In Immigrant Acts, Lisa Lowe argues that understanding Asian immigration to the United States is fundamental to understanding the racialized economic and political foundations of the nation. Lowe discusses the contradictions whereby Asians have been included in the workplaces and markets of the U.S. nation-state, yet, through exclusion laws and bars from citizenship, have been distanced from the terrain of national culture. Lowe argues that a national memory haunts the conception of Asian American, persisting beyond the repeal of individual laws and sustained by U.S. wars in Asia, in which the Asian is seen as the perpetual immigrant, as the "foreigner-within." In Immigrant Acts, she argues that rather than attesting to the absorption of cultural difference into the universality of the national political sphere, the Asian immigrant-at odds with the cultural, racial, and linguistic forms of the nation-displaces the temporality of assimilation. Distance from the American national culture constitutes Asian American culture as an alternative site that produces cultural forms materially and aesthetically in contradiction with the institutions of citizenship and national identity. Rather than a sign of a "failed" integration of Asians into the American cultural sphere, this critique preserves and opens up different possibilities for political practice and coalition across racial and national borders. In this uniquely interdisciplinary study, Lowe examines the historical, political, cultural, and aesthetic meanings of immigration in relation to Asian Americans. Extending the range of Asian American critique, Immigrant Acts will interest readers concerned with race and ethnicity in the United States, American cultures, immigration, and transnationalism.
Lisa Lowe is Samuel Knight Professor of American Studies at Yale University, and is the author of Critical Terrains: French and British Orientalisms and coeditor (with David Lloyd) of The Politics of Culture in the Shadow of Capital (Duke University Press).
"At long last a study that theorized the crucial place of the Asian American Immigrant Subject in the historical constitution of "the color line," and thus, in the making of America.

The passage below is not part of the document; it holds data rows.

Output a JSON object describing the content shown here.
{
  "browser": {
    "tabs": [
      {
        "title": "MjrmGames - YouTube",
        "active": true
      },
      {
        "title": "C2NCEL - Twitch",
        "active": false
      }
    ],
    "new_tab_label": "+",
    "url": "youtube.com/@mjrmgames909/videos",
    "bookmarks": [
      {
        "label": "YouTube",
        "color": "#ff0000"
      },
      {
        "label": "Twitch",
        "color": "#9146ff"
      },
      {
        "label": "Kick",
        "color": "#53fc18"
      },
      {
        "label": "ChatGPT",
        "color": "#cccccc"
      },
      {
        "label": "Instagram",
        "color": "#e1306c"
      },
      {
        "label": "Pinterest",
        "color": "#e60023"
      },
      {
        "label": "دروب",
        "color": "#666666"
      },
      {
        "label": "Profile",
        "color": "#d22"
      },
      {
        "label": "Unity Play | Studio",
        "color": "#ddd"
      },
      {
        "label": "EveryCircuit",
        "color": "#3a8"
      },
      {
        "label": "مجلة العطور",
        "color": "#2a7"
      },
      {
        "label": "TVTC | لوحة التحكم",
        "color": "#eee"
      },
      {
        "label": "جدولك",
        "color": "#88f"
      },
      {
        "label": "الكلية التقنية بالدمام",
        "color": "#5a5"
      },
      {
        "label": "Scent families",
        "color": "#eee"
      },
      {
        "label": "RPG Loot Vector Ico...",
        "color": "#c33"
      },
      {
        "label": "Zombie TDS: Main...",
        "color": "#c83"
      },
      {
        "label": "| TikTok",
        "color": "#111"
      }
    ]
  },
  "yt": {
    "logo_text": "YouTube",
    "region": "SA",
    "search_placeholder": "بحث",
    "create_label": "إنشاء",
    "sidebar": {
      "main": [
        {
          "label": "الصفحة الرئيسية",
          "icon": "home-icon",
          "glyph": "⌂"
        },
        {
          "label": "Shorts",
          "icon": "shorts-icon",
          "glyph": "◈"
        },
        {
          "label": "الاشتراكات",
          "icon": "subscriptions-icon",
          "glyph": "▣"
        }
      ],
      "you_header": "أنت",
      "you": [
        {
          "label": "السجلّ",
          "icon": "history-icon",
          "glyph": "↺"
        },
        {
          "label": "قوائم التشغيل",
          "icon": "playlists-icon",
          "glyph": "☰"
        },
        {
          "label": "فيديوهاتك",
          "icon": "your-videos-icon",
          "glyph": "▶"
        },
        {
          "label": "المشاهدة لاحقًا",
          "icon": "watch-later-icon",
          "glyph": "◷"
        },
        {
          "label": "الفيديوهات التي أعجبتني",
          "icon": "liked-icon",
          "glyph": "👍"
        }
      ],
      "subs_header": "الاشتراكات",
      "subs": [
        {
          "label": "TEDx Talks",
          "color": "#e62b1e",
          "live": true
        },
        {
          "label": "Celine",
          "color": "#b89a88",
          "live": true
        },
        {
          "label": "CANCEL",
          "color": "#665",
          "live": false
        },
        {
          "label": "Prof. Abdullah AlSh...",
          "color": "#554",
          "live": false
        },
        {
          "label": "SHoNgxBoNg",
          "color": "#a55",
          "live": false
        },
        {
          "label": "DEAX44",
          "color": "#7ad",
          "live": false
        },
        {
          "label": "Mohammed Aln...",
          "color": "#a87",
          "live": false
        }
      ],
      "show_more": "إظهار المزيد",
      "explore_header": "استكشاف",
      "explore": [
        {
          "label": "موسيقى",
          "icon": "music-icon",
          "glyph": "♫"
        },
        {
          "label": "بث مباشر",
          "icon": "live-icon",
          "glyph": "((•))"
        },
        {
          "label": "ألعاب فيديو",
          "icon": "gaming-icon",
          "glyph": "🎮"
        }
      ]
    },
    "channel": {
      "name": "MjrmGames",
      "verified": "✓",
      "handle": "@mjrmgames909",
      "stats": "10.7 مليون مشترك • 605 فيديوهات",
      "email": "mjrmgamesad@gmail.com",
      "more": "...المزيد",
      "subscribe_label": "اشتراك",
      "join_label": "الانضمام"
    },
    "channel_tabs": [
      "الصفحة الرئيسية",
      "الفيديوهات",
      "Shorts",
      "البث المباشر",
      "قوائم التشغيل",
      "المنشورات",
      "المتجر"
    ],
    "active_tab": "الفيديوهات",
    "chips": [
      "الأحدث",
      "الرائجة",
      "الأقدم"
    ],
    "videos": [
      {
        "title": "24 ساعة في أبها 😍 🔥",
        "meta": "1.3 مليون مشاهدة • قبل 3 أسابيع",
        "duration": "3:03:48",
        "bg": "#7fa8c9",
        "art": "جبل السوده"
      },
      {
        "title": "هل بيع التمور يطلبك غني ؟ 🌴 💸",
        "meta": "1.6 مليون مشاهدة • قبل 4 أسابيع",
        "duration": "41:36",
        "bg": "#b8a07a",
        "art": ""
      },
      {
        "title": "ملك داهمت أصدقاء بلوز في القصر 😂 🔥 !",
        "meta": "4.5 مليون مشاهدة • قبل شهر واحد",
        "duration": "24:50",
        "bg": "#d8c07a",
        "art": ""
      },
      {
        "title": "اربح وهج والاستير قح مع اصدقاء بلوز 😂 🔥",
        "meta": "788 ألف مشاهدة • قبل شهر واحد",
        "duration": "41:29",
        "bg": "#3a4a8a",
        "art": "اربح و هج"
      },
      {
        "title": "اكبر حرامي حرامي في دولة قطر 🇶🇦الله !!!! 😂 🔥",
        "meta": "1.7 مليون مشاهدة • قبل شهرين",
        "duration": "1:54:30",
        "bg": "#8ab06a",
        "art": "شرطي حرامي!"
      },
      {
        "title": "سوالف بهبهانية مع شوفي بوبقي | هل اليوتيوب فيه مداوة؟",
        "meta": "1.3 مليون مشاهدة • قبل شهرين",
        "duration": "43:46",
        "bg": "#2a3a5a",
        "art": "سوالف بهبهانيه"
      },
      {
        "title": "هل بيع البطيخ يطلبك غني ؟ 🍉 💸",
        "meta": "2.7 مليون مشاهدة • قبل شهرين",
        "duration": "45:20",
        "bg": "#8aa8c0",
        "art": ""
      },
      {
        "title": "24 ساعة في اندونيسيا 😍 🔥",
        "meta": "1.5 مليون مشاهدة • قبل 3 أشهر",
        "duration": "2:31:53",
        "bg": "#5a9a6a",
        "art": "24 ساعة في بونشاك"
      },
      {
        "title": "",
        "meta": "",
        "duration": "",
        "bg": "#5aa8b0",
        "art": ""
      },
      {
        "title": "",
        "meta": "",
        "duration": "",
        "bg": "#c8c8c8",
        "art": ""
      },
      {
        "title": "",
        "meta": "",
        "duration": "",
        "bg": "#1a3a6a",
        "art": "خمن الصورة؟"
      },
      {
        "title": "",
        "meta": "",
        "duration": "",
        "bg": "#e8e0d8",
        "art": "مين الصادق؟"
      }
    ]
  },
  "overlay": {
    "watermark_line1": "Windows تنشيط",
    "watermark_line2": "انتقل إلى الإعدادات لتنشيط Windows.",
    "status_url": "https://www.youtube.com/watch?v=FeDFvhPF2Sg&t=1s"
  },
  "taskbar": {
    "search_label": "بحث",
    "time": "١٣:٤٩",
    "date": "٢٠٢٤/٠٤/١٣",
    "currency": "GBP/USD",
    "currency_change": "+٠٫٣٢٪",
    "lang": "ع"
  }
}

Tracing the genealogy of Asian immigrant labor and cultural production in the racial and gender formations of the pre-World War II, and contemporary U.S. State, Lisa Lowe offers us an ambitious, elegant, and incisive analysis that propels Asian immigrant women workers (and comparative feminist theory) to the center of discourses of nation and citizenship. Truly a book for the twenty first century."--Chandra Talpade Mohanty, Hamilton College "Immigrant Acts is a compelling and persuasively written presentation of Asian American 'cultural production.' It is both an exciting and instructive volume."--Barbara Harlow, The University of Texas at Austin "In Immigrant Acts, Lowe grapples with some of the most challenging and complex issues before us in the humanities and in cultural studies today. This is a major work by a mature scholar who brings authority and wisdom to her subject."--Emory Elliott, University of California, Riverside "Lisa Lowe does the most important and influential work in Asian American cultural studies today. Her book is noteworthy for its breathtakingly skillful deployment of 'materialist methodology, ' its penetrating and sensitive interpretations of various works of literature and film, and its attention to the relationships between Asian American cultural production and social and political issues in Asian American communities. Immigrant Acts is written with sophisticated grace. A profoundly and passionately humane voice emerges from it."--Elaine H. Kim, University of California, Berkeley "Lisa Lowe has written a brilliant, erudite, and meticulously thorough 'genealogy' and critique of the U.S. institution of citizenship and immigration acts. Immigrant Acts will take its place as an indispensable text for theorists in cultural studies, ethno-racial literary studies, and Asian American feminist materialist critique. A stunning tour de force!"--José David Saldívar, University of California, Berkeley